Editorial: Subduing celebrations only way to respect those who have been wronged

July 1 is traditionally a time when Canadians coast-to-coast celebrate what they believe to be the greatest country in the world. In 2021 however there’s an undeniable haze hanging over any celebrations-and it’s not from a dazzling display of fireworks.

Instead of beaming with pride, many Canadians are struggling with exactly how to deal with the news of yet another discovery of hundreds of unmarked graves at a former residential school, this time in Saskatchewan. The news offered a stark reminder that Our Home And (On) Native Land isn’t as perfect as we’ve always been instructed.

In light of the discoveries, many communities have taken to cancelling their Canada Day celebrations including here in Picton.

Most say they just wouldn’t feel right celebrating just a few days after the spotlight have been shone on so many injustices carried out by those who were once revered. Holding Court being removed from Main Street to a undisclosed but secure storage area is the case-in-point example to the sombre and conflicted feelings many of us have this Canada Day.

We agreed with the decision to quell Picton’s usual patriotic display in 2021 in light of the Kamloops Residential School discovery and that tough-but-correct choice has been further reinforced with the findings on the Cowessess First Nation. One usually cancels massive street parties when so many of their neighbours are in mourning-particulary when the cause for celebration is directly linked to the heartache.

Typically speaking, ignorance is a rather pitiful excuse for not knowing the whole story on a matter like this one. Canadians of a certain age might have a shred of an excuse for not knowing the horrible indignities and suffering that were endured at residential schools.

But sadly, that ignorance has festered into apathy and prevented empathy to take root. “It’s all in the past, what’s done is done.” What a self serving cop out.

Canada’s mainstream schools have done a good job at glossing over this abhorrent part of the country’s history for decades. It’s been said most Canadians learned more about the Holocaust than they did about what happened in their own backyard. That’s not to say Canadians should be taught one version instead of the other, but to only highlight Canada’s proud moments in history while ignoring the injustices is only telling half the story.

Thankfully, today’s students are getting the more accurate version and there is hope for a reconcilation in a generation or two down the road-as difficult as that timeline is to stomach.

And so on a day where we’d usually brag about achievements such as the victory of Vimy Ridge, the discovery of insulin, Terry Fox’s Marathon of Hope or even Paul Henderson’s ’72 Summit Series winning goal, Canadians have to realize this nation has seen its share of dark moments too.

There are opportunities for our community to come together today. This morning until 1 p.m., people will gather at St. Andrew’s in Picton to knit tiny orange sweaters to acknowledge the Indigenous children lost at Residential Schools. Information about what the Indian Act meant for Indigenous spirituality and culture is also available.

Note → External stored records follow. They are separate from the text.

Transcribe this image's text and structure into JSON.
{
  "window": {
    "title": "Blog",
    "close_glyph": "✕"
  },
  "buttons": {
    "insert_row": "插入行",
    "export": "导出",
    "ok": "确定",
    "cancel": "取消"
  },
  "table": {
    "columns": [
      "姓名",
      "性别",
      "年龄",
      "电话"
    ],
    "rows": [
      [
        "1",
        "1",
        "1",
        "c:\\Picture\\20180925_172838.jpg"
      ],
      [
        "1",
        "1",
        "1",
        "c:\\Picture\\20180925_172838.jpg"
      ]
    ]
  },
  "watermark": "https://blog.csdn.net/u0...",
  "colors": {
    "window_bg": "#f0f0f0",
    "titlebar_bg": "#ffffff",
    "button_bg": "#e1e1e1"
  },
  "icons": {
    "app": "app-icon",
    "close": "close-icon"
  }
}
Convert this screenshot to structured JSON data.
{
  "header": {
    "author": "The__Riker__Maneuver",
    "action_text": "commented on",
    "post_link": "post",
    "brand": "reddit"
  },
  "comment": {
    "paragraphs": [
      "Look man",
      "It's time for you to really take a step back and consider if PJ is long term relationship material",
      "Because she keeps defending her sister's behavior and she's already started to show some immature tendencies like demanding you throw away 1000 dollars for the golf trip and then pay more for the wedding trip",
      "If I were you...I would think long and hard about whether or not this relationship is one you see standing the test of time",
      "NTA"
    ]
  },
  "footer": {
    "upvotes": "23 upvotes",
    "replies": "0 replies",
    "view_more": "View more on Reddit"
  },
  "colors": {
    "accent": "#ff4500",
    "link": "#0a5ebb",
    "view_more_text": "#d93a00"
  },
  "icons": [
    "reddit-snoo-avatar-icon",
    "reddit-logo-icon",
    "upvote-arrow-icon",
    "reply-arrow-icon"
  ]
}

Recent news doesn’t take away from some of Canada’s proudest accomplishments-those are still a part of our history and deserve to be honoured. But out of respect to those who have been wronged in the past, it’s time to start telling the whole story, even the parts we’re not proud of.

Tragic as the circumstances that brought this to everyone’s attention are, to see this as anything but an opportunity to start having difficult conversations would only serve to make the situation worse.

-Jason Parks


Prince Edward County’s Jasper Gilbert completed his matriculation at Albert College with distinction late last month, winning a share of the prestigious Marsh Award as the school’s finest male representative athlete. Gilbert, who also won both a Bronze and Silver Duke of Edinburgh Award, held the highest mark in Economics and was his class’s head prefect and House (Athletic) Prefect, shared the Marsh Award with Napanee’s Elliott Mundle. Presenting Gilbert with the 2021 Marsh Award is  Albert College Senior School Assistant Head Dianne Purdie . (Albert College Photo)